Tuesday, June 12, 2007

In the event of fire...

Today we had an emergency fire evacuation drill in our IT Park. I must tell you this was the best ‘event’ of its kind in all my years here. As it was an 'emergency’ (a mock one though) we were informed at a very short notice to assemble at the ‘Assembly Points’. When the person-in-charge of the ‘show’ (the expert Mr. Moiz Ahmed from Bangalore) saw most of us walking leisurely towards the lawns he began to shout into the mic, ‘walk brisk ! walk brisk!’. Apparently, it was his way of replicating the sense of urgency in the event of real mishap. But most people were very casual and didn’t seem to pay attention to his call. In fact, we took it up as one of those routine drills when we are trained to use the emergency staircases to reach the ground floor.

Next minute Ahmed turned pretty serious and made us realize the importance of such a drill and how we should prepare ourselves for such a calamity. Nevertheless, he didn’t seem satisfied with the response of the people around. What was interesting in the whole exercise was the way in which he could motivate us to listen, realize the significance and involve ourselves in the demonstration. Instead of a theory class on crisis management, Ahmed used several techniques to make it an inspiring call to handle such crises in real life. Here are some points from the way he managed the whole ‘event’ successfully:

  • Loud voice on the mic and a stern tone that was audible to remotest part of our IT Park
  • Use of humor and wit right from the time he introduced himself through conducting the whole show, narration of real life stories about how people lost their lives in such incidents
  • Examples from landmark fire accidents in our country, that could immediately grab our attention and make us want to listen to him
  • Use of some key words like 'it’s not the fire that kills you, it’s the smoke and panic' lecture-demos, wherein we could comfortably view how one should handle such a disaster
  • Appreciation of volunteers from the audience and make them feel special, for instance, he referred to them with the names of celebrities
  • Professional demos on operating the fire extinguisher and dealing with casualty
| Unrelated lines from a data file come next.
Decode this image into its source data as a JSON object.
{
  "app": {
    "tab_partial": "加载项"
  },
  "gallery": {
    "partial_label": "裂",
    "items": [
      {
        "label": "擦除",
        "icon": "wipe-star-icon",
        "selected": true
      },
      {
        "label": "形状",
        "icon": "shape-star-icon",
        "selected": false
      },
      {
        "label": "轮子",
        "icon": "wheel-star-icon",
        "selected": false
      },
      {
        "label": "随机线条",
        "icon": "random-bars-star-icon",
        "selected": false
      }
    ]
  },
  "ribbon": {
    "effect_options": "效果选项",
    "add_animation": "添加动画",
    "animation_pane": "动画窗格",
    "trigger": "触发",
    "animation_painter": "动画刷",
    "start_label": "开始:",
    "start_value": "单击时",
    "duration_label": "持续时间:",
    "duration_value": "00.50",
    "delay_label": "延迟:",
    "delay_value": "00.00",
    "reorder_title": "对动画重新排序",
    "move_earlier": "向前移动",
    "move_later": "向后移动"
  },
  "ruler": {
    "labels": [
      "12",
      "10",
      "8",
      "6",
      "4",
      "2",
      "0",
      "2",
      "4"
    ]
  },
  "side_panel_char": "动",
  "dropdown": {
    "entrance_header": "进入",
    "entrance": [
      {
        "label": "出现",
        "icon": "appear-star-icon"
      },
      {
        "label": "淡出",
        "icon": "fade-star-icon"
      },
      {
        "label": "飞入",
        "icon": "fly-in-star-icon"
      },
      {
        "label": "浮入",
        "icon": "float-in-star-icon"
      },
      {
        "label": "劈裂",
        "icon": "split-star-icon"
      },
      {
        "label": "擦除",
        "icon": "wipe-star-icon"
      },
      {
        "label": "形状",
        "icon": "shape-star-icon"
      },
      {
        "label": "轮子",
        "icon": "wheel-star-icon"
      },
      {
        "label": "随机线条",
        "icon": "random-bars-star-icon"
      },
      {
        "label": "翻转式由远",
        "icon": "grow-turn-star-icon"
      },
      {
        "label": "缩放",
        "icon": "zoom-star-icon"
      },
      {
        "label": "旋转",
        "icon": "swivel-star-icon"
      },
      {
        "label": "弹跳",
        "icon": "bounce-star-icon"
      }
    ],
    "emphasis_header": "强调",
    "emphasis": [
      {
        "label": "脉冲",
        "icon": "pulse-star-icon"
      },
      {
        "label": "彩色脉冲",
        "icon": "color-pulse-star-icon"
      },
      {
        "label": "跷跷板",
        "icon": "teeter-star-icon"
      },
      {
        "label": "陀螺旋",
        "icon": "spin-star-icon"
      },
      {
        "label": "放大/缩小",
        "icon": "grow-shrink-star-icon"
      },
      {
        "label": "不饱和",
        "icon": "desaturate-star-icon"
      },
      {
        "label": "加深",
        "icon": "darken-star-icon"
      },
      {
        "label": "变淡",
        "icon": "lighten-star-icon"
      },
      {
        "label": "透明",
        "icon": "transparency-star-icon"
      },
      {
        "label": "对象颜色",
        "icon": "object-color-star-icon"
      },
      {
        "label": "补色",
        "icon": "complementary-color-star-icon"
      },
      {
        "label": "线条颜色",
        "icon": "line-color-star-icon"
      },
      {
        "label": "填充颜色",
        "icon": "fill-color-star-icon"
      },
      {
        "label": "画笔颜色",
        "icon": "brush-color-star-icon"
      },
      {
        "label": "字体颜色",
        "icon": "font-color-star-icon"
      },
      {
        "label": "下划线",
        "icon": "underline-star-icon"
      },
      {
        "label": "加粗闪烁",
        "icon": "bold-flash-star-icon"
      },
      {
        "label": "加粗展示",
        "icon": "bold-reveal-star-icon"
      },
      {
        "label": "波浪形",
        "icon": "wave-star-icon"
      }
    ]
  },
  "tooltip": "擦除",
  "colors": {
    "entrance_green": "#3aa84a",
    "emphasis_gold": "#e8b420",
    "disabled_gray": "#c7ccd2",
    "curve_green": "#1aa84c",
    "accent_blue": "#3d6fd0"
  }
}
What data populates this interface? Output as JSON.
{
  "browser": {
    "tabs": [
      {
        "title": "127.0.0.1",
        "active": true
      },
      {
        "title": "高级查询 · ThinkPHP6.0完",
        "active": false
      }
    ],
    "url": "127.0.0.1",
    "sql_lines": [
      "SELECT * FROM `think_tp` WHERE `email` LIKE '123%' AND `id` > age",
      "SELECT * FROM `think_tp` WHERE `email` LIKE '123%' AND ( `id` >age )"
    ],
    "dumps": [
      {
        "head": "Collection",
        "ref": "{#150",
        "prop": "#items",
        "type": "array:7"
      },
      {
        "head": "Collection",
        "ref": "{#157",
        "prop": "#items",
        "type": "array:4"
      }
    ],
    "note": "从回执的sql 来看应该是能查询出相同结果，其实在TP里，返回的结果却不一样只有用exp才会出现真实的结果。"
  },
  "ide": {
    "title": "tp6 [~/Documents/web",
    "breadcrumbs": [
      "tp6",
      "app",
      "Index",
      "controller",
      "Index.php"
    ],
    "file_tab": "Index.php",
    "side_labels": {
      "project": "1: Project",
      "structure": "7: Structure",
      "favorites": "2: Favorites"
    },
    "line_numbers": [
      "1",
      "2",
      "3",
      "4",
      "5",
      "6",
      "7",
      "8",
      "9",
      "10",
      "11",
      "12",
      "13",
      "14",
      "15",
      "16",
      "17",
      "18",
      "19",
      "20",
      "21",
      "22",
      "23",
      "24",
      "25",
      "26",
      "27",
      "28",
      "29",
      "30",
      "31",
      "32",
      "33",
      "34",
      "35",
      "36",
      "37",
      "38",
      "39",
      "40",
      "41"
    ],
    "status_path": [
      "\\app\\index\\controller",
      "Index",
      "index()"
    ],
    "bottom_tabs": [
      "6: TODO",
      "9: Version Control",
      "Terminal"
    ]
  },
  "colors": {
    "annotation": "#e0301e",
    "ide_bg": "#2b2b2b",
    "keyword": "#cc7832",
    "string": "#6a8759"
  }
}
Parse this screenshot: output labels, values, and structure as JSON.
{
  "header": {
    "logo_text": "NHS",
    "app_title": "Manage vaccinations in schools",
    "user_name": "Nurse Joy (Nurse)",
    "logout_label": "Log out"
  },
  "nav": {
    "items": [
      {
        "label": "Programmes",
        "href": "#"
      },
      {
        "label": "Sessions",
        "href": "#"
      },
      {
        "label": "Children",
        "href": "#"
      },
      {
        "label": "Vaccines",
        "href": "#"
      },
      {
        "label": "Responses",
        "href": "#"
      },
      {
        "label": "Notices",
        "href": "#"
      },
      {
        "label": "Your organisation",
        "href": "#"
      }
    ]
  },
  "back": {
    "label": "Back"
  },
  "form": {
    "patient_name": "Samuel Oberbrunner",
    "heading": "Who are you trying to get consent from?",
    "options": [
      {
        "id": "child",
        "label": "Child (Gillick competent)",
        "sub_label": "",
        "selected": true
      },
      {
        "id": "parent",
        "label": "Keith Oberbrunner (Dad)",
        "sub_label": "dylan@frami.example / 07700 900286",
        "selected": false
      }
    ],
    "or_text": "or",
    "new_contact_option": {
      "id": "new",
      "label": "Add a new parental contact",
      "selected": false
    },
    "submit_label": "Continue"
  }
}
It really requires some extraordinary people skills to turn an uninspiring topic like fire safety into an ‘entertaining’ show that invited public applause at regular intervals. At times, Ahmed resembled a magician who performs several feats on the stage and invites participation from the audience. This was a good example of how one can add elements of edutainment in a serious topic. Well, thirty years of experience in Fire Department is not something that can be taken lightly! On my way back home, I saw him repeating this session for other buildings in the IT park with same gusto and fervor.

Monday, June 11, 2007

OTC drugs at Medical retail outlets

Last weekend was my annual bout of cold and viral infection. It was time for me to 'update my anti-virus' with new dosage of antibiotics prescribed by my physician. Whenever I fall sick, I prefer to call the medical shop for home delivery of medicines. This time when I called up, the shop, the counter guy promptly told me that there was nobody available for home delivery and it may take hours since it was a Sunday. Nevertheless, I reeled out my list of medication on phone and told him that I’d come and collect it personally. Well, it was not all that comfortable when I had to gear up for that quick drive with my running nose, sneezes and feverish feeling, coupled with the general irritation that there was nobody around to help me avoid going out in that muggy weather.

Of late I started visiting new MedPlus retail chain, because that’s the closest to where I live. In fact, you can find at least four such shops in about 2 kilometers radius. (I'm not sure if such a mushrooming of medical outlets is a good sign keeping in view the general tendency of people to pop in a pill at their own risk)

In the shop, there were already five customers waiting for the medicines out of which only one had a valid prescription. Others were all OTC customers with 'self-prescribed' drugs. One of them was reeling out names of several tablets and capsules (most of them seemed to be vitamins and dietary supplements) and when the guy at the counter was unable to match his speed, he even helped him with the numbers/codes with which they classify the medicines. I was simply amazed at the ease with which he recollected the numbers and location of those rows of identical boxes. Perhaps, he was a regular customer and he could point out where which medicine was stored. Of course, his unusual memory helped the shop guy to speed up his search but it suggested a quite a dangerous trend - how easily people can buy various types of drugs without any formal presription from the physician! To top it, 'customer-friendly' retailing such as home-delivery and 24X7 availability also encourages people to pick any pill that they feel is right for that moment - right from vitamins to antibiotics.